Task requirements: Scan the records below and report how many lines contain the word "image", giving the number by itself.

[Opening Data section]

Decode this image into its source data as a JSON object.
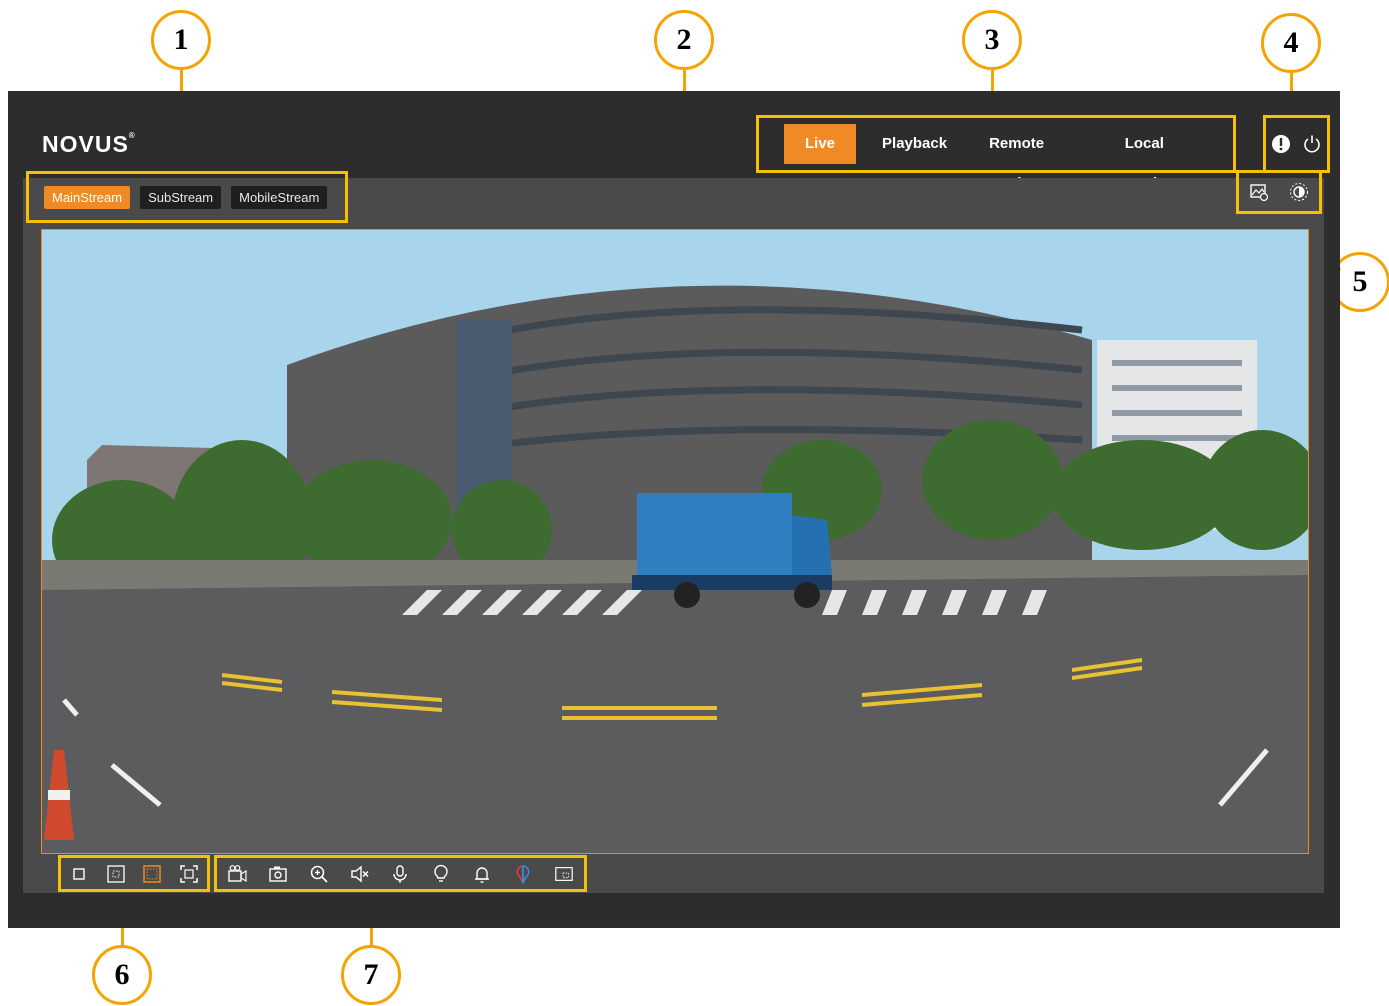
{
  "callouts": [
    "1",
    "2",
    "3",
    "4",
    "5",
    "6",
    "7"
  ],
  "brand": {
    "logo": "NOVUS"
  },
  "nav": {
    "tabs": [
      "Live",
      "Playback",
      "Remote Setting",
      "Local Settings"
    ],
    "active": "Live"
  },
  "streams": {
    "buttons": [
      "MainStream",
      "SubStream",
      "MobileStream"
    ],
    "active": "MainStream"
  },
  "top_icons": [
    "alarm-info-icon",
    "power-icon"
  ],
  "video_tools_right": [
    "image-settings-icon",
    "exposure-icon"
  ],
  "window_layout_icons": [
    "original-scale-icon",
    "stretch-icon",
    "fit-icon",
    "fullscreen-icon"
  ],
  "toolbar_icons": [
    "record-icon",
    "snapshot-icon",
    "zoom-in-icon",
    "audio-mute-icon",
    "microphone-icon",
    "light-icon",
    "alarm-bell-icon",
    "red-blue-light-icon",
    "roi-icon"
  ],
  "colors": {
    "accent": "#f08a24",
    "callout_border": "#f5a300",
    "highlight_box": "#f5c000",
    "background": "#2d2d2d",
    "panel": "#4a4a4a"
  }
}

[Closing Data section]

Solution to the problem: 2